Republican presidential front-runner Donald Trump is strengthening his top team and refocusing on New York after recent tactical failures raised doubts about his campaign.
The billionaire announced that veteran operative Paul Manafort would be taking on an expanded campaign role as the chances grow of the Republican nomination being decided by a contested party convention.
The move follows Mr Trump's loss this week in Wisconsin to rival Ted Cruz, which makes it increasingly unlikely that Mr Trump will be unable to collect the 1,237 delegates needed to win the nomination before the national Republican convention.
The addition of Mr Manafort to Team Trump also signals a less prominent role for campaign manager Corey Lewandowski, who was recently charged with simple battery over an incident with a female reporter in Florida.
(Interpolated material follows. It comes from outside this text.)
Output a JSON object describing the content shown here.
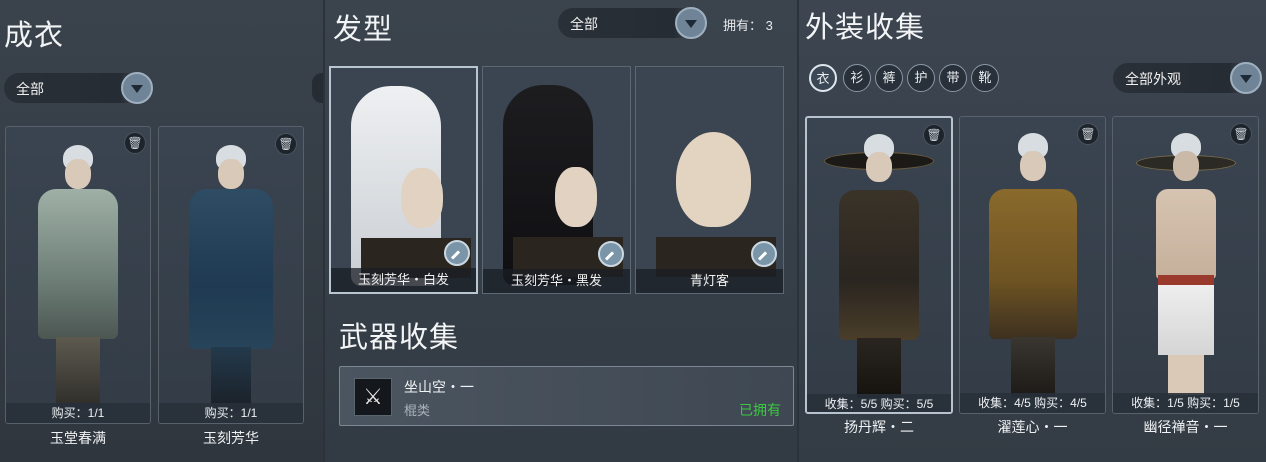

Mr Trump said: "The nomination process has reached a point that requires someone familiar with the complexities involved in the final stages."
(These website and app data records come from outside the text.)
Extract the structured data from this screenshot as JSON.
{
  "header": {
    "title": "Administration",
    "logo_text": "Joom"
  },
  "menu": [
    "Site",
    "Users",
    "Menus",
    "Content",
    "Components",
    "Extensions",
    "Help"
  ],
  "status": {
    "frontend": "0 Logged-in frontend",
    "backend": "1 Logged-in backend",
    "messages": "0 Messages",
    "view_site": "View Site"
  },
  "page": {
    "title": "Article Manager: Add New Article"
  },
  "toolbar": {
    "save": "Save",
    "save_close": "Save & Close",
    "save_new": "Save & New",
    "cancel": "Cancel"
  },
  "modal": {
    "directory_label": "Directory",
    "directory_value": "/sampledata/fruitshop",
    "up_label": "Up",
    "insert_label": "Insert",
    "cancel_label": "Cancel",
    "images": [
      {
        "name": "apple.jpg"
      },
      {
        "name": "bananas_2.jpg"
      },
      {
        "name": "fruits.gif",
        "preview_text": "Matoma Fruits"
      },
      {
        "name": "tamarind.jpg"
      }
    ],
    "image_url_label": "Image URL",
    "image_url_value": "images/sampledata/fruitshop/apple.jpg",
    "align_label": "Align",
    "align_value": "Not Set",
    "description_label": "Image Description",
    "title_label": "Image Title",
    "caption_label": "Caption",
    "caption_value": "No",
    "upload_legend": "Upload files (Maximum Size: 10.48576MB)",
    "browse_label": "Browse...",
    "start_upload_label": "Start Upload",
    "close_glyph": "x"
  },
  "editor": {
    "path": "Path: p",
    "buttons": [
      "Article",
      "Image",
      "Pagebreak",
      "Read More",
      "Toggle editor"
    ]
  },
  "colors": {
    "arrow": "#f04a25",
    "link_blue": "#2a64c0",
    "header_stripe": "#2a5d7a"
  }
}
Mr Manafort has worked on conventions for presidents Gerald Ford, Ronald Reagan and George HW Bush.
Mr Trump's unconventional campaign operation is known for being unusually small and insular.
There are no pollsters, no media consultants and few outside policy advisers, with the candidate determining much of the messaging himself.
Mr Trump is now focusing on the April 19 primary in his home state of New York, where early opinion polls show him with a commanding lead.
His team has cleared his schedule, cancelling planned trips to California and Colorado.
On the Democratic side, Bernie Sanders hopes to turn his recent winning streak into concrete momentum toward the party nomination. But the Vermont senator must win 68% of the remaining delegates and uncommitted superdelegates, which would require huge victories in states both big and small, including New York.
While Mr Sanders is a Brooklyn native, Democratic front-runner Hillary Clinton is a former senator from New York, and she has been highlighting her economic record in visits to struggling cities throughout the state.
Mr Trump's remaining Republican rivals, Ted Cruz and Ohio governor John Kasich, were both in New York City on Thursday.
Former New York mayor Rudy Giuliani has announced that he will be voting for Trump in the primary.
Mr Cruz has been criticised for a comment he made in a debate in January, where he said: "Everyone understands that the values in New York City are socially liberal or pro-abortion or pro-gay marriage. Not a lot of conservatives come out of Manhattan."
The Texas senator has insisted he was not talking about the state as a whole.